Encourage whistle-blowers who squeal on drug cheats, says Cram
Olympic 1,500m medallist Cram says 'brave' whistle-blowers who outed them must be encouraged
For a while, the tables were turned.
The interviewee became the riddler, firing a question, then one more, and another, in quick succession.
By the time the barrage was over, his stance was clear as the light of day.
"Sports will never get rid of drugs - it won't," was Steve Cram's grim analysis.
The 55-year-old's pomp was during the golden era of British middle-distance running, marked by battles between Sebastian Coe and Steve Ovett which turned middle-distance running into an unforgettable duel.
Cram elbowed his way in to form a world-class British triumvirate, finishing second behind Coe in the 1,500m at the Los Angeles Olympics in 1984.
Addressing the topic of doping, the Englishman initially raised eyebrows when he talked about speeding on roads, drivers' general behaviour when approaching speed cameras, and their undeniable habit of speeding up the moment the camera is safely passed.
"I am simplifying it into the context of daily life. Sports just reflects what is going on in society generally, and we shouldn't stay away from the fact," he explained.
"People want to take short cuts in society, and they do it in sports as well."
Cram was speaking on the sidelines of the Mass Participation Asia Conference, a two-day affair bringing together industry experts at the Conrad Centennial Hotel.
While there have been calls to make doping legal, leaving it up to the athletes to decide if they want to risk their long-term health, Cram is against the idea of lifting the shackles on the use of performance enhancing drugs, insisting instead that the war must go on.
Last month, the IAAF provisionally banned the All-Russia Athletic Federation for alleged state-sponsored doping, and all the country's track and field athletes have been barred from international events, including next year's Rio Olympics.
"I think it's naive to think that there was no systemic cheating going on historically, perhaps in other parts of the world as well," he said, backing the "drastic" move taken by the IAAF.
Pointing to allegations of Russian state-sponsored doping and related corruption, he called for efforts to take out the platform for doping, instead of just focusing on individual athletes.
"For them to change that behaviour, the only option we have is to ban Russia as a nation. And hopefully clean Russian athletes will put pressure on the federation," he added.

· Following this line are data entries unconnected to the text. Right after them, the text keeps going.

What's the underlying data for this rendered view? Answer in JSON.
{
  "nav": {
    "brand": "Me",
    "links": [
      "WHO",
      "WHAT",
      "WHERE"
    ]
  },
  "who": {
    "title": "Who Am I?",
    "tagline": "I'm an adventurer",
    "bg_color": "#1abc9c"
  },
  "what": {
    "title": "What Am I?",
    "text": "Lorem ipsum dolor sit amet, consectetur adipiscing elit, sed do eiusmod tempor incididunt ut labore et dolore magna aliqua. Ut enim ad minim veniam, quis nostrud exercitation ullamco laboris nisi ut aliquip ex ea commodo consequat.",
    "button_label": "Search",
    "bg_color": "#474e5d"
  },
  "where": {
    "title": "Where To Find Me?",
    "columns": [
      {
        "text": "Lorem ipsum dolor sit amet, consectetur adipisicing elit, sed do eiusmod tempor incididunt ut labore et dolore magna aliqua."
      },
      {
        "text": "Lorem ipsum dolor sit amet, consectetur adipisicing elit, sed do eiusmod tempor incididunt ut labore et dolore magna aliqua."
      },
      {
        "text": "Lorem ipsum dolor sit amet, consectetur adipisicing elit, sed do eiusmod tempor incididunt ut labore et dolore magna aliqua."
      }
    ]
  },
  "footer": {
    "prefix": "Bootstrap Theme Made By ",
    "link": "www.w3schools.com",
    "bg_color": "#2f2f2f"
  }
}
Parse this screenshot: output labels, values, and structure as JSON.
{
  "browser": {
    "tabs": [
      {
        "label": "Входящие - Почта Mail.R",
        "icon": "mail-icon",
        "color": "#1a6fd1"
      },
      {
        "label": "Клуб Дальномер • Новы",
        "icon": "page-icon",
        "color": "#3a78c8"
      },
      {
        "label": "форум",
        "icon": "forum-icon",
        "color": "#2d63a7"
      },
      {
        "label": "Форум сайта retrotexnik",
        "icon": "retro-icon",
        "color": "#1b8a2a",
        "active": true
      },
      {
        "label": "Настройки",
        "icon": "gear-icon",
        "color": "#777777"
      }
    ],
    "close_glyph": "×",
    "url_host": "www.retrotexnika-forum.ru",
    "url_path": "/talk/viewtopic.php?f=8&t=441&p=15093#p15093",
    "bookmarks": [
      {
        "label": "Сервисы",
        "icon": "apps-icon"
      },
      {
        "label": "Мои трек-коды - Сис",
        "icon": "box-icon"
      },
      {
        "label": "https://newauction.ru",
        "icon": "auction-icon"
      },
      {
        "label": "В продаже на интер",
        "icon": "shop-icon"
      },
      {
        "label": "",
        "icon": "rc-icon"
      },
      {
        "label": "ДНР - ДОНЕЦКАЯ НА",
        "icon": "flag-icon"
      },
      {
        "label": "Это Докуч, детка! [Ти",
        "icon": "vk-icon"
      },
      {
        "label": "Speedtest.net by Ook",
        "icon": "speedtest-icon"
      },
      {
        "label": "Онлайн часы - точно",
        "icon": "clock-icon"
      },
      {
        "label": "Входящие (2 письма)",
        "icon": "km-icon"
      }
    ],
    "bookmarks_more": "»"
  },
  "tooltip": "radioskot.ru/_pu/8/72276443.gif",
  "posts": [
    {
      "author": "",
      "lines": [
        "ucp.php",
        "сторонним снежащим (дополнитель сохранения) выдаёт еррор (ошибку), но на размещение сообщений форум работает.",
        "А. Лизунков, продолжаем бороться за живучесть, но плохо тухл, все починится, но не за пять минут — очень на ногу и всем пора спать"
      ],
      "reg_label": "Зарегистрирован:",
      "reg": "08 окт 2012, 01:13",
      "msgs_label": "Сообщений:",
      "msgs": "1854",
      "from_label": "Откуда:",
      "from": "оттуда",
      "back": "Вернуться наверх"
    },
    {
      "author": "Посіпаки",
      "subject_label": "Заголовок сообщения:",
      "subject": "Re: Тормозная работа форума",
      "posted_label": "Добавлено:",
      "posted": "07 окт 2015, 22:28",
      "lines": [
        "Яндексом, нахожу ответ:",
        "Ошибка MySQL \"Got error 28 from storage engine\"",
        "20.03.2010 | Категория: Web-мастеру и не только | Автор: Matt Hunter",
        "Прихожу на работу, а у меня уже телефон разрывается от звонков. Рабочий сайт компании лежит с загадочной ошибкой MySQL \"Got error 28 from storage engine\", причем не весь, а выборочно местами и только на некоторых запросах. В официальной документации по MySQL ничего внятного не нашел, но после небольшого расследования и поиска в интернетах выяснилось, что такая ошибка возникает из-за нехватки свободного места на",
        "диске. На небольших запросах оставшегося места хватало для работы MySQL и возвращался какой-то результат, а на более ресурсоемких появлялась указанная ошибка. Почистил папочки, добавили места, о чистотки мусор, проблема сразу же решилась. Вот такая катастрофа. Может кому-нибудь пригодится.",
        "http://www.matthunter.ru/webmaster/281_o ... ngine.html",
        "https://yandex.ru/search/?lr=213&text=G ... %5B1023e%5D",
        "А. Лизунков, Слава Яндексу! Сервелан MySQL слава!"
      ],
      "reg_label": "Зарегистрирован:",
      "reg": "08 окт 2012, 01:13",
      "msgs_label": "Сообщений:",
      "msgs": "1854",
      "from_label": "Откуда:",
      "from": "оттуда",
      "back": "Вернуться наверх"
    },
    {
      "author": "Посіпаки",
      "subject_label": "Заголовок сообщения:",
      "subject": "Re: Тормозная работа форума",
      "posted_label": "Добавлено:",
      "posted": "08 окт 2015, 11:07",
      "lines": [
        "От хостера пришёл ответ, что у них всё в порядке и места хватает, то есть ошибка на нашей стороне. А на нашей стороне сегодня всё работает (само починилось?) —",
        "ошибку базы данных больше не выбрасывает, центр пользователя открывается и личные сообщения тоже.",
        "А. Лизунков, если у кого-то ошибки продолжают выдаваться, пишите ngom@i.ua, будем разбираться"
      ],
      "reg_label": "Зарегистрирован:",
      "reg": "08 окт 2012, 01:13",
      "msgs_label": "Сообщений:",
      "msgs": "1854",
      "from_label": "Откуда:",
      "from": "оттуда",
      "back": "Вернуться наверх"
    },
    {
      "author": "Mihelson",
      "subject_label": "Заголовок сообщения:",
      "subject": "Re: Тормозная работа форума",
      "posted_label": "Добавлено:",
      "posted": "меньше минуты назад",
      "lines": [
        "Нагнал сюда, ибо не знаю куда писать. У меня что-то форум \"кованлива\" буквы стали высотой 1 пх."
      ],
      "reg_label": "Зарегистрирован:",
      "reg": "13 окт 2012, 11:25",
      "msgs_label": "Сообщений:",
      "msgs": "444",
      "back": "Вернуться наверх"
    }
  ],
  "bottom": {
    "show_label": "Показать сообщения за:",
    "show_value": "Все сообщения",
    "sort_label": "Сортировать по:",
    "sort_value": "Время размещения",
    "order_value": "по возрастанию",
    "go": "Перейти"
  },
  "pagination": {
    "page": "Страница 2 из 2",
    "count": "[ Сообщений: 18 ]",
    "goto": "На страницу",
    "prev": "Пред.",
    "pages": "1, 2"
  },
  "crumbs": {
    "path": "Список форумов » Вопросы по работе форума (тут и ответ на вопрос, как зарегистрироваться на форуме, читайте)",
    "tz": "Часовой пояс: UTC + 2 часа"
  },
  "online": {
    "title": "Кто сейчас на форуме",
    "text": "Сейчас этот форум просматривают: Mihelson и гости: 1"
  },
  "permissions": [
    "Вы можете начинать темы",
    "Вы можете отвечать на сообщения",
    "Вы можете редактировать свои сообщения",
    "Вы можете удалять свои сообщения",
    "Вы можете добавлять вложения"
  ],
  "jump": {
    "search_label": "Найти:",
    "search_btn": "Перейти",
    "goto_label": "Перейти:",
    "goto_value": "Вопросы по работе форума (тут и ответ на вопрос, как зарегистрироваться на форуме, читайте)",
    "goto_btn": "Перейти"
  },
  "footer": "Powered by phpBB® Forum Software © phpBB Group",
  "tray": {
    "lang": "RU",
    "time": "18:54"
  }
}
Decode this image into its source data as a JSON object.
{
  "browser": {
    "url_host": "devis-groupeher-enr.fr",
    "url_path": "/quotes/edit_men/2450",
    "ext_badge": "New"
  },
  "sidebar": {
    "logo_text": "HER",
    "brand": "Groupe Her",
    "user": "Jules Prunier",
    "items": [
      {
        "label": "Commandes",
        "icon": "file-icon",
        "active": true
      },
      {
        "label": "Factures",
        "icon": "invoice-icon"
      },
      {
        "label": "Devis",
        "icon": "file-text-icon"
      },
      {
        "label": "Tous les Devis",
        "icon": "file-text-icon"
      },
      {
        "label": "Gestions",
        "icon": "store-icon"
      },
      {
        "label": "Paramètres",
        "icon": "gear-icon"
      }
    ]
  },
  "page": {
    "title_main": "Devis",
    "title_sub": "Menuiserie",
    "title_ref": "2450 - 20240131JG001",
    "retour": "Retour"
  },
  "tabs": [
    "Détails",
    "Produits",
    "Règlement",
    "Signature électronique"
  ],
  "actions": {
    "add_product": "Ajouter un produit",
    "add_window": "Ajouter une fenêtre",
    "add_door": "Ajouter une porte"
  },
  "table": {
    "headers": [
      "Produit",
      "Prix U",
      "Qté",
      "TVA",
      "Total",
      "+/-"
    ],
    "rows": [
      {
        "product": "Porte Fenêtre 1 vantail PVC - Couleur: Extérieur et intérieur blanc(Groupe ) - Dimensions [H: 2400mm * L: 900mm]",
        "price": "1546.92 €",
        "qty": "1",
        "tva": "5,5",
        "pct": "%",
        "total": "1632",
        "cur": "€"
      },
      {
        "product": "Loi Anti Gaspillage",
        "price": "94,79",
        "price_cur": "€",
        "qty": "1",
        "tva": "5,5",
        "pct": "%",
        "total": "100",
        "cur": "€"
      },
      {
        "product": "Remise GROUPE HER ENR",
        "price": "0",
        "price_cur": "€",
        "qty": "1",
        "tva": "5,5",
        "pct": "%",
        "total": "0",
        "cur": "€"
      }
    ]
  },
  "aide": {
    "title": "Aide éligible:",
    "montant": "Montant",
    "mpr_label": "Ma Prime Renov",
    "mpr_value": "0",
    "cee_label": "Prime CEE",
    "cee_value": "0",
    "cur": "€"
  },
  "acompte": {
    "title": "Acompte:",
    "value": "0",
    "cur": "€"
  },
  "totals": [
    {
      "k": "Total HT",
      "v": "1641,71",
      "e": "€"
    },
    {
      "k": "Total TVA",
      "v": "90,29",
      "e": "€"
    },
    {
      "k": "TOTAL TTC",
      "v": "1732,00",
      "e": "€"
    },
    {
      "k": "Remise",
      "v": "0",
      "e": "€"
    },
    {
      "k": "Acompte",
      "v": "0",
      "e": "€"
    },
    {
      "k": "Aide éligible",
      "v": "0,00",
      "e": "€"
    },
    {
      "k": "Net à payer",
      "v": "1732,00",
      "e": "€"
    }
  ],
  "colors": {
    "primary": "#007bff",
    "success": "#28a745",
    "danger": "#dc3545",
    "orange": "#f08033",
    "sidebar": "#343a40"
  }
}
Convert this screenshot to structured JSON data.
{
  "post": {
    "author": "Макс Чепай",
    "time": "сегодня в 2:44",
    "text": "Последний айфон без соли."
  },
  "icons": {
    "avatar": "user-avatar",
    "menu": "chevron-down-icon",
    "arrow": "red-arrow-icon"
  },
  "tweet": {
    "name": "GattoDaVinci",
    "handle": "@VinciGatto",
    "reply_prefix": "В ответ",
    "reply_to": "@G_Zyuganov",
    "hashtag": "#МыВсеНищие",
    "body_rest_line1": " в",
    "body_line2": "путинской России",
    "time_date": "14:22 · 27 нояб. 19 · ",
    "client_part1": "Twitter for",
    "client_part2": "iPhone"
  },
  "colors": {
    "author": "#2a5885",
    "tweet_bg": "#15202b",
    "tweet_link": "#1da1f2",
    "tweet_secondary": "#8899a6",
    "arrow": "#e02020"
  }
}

"There are some bigger questions within all of this for sport in general. I think the Russian problem is not just with athletics. I think the problem with other countries isn't just (confined to) athletics as well," he said.
While acutely aware that more funding is required for the World Anti-Doping Agency or any sports federation to step up any anti-doping efforts, Cram put together a list of things he hopes can be done.
He says education of younger athletes and the establishment of independent drug-testing organisations within countries as crucial.
Whistle-blowers should also be encouraged.
"The idea that Russia is cheating in sports is no surprise. The surprise was that somebody came up and was brave enough to talk about it. Whistle-blowing, we need to increasingly see how we can encourage that in the right way," said Cram.
"That's what we need to catch the athletes, the managers, the coaches and the infrastructure that creates a platform for (doping)."
Coe, the current IAAF president, was grilled by the British Parliament's Culture, Media and Sport Select Committee on Wednesday, and was made to answer questions ranging from his knowledge of doping-related issues to a possible conflict of interest in his association with sportswear giants, Nike.
Cram backed his compatriot, calling him the "right guy", with integrity and desire to lead the IAAF in its anti-doping battle.
"The media, particularly in Britain, have decided to have a go at him. But I think it is a big opportunity. Hopefully, it gives him a chance to do things a bit more quickly. I think we are in a situation when we need some drastic measures," he said.
"In sports, sometimes we spend way too much time complaining about the people around sports, when actually most of us can't be bothered to step into those positions.
"I think it is important that someone of the calibre of Seb Coe has come forward to do that," said Cram, who remained realistic.
"We will do our best to catch as many people as we can, but we can never stop speeding," he argued, again pointing to his initial example.
"We need to do our jobs better, and we need to have better people working in our organisations."
Why mass events are necessary
Industry experts, including organisers of Cycle Asia, The Colour Run and the Sundown Marathon, gathered at the Conrad Centennial Hotel yesterday for the opening day of the two-day Mass Participation Asia Conference 2015.
Steven Cram was the keynote speaker, and he presented his take on why cities should host mass participation events, fondly recalling how his start in athletics came via similar events.
Cram went from participating in small-scale events held in parks to coming close to sporting immortality, when he won the silver medal in the 1,500m at the 1984 Olympics in Los Angeles.
The conference continues today.
- SHAMIR OSMAN